The book is written for a general audience and doesn’t use complex medical terms. It can help understanding of symptoms such as mood swings, self-esteem, destructive impulses and even offers a section on where to find professional help in the reader’s area.
2. Stop Walking on Eggshells Workbook
Written by renowned BPD experts Randi Kreger and James Paul Shirley, this “Eggshells” book is part of a series, but we’ve chosen it as a top book for borderline personality disorder sufferers and their loved ones because it is also a workbook. It is full of scenarios and follow-up exercises
Another inspiring feature is the book’s ability to address BPD in real terms—with no excuses for the BPD sufferer. Kreger offers up tips on communicating from both ends of BPD, how to cope with rage or put-downs and how to enforce personal borders. When it comes to managing the symptoms of BPD such as hoovering the exercises are extremely helpful.
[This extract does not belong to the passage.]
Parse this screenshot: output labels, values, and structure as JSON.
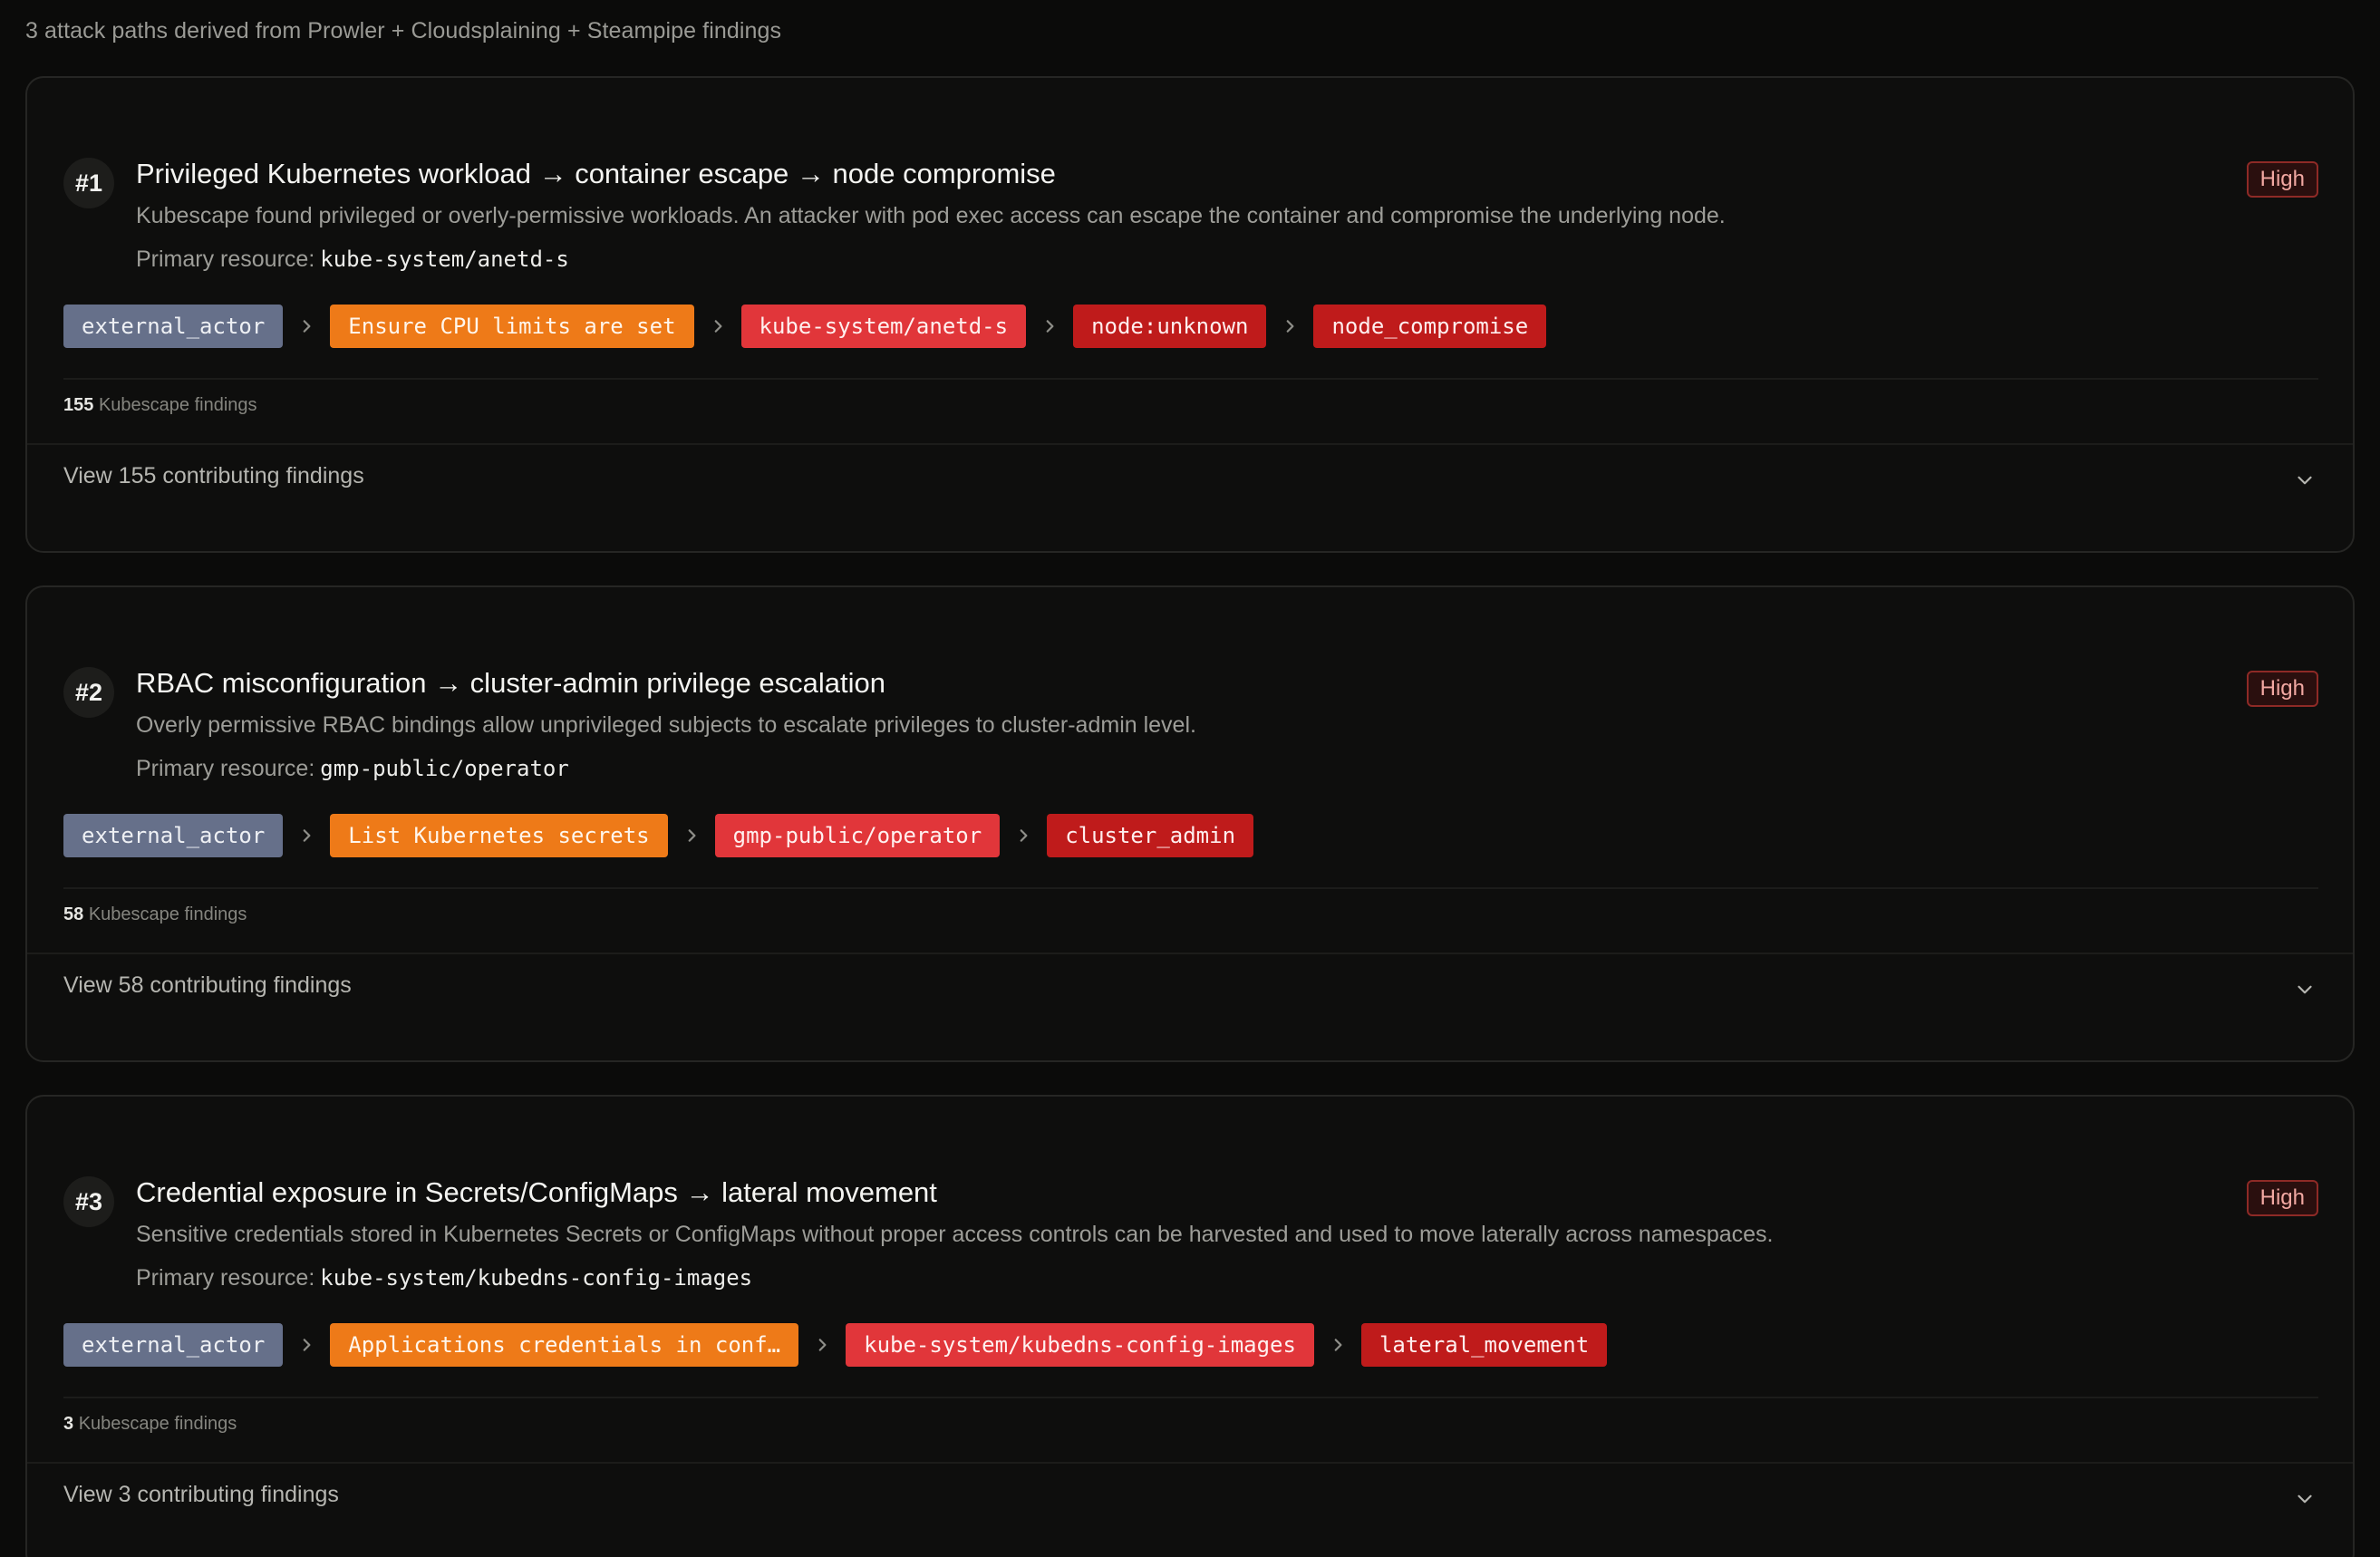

The key to the exercises in this book is following through with each one. For example, in one of the real life scenarios a BPD patient continually calls a non-BPD spouse at work to argue with them. The call only ends when the bipolar person has caused so much concern that their spouse agrees to come home early.
After the scenario is presented, the workbook offers two types of exercises. One is for the BPD sufferer and the other for their spouse. In this example the bipolar person is asked to identify what caused him or her to make the phone calls and how they could have handled the situation differently. Ample space is provided for writing down triggers and on subsequent pages, answers can be compared with what is therapeutically recommended. For the non-BPD person, a list of possible fixes is suggested to stop the behavior before it starts - by setting allowed and accepted borders.
3. Get Me Out of Here: My Recovery from Borderline Personality Disorder
From actual BPD sufferer Rachel Reiland (a pseudonym) comes this first-hand experience. It’s a great book for borderline personality disorder on how to cope with the disease.
For those just diagnosed with BPD, Rachel, an accountant and mother doesn’t leave anything out including symptoms of BPD such as sexual escapades, anorexia, and stays in mental hospitals. It is not offered as a “treatment” BPD book, more it’s a general understanding of what “…many professionals view as an untreatable…” disease.
This book explores what it feels like to have BPD inside and out and lands on our list of BPD books because it answers the “why and hows” about the condition, and its novel-reading format is an enticing page turner. Note: The Library Journal review on Amazon says this book is “recommended for all public and academic libraries as a complement to treatment guides.” It does, however, offer graphic language and scenes.
Product screenshots courtesy of Amazon.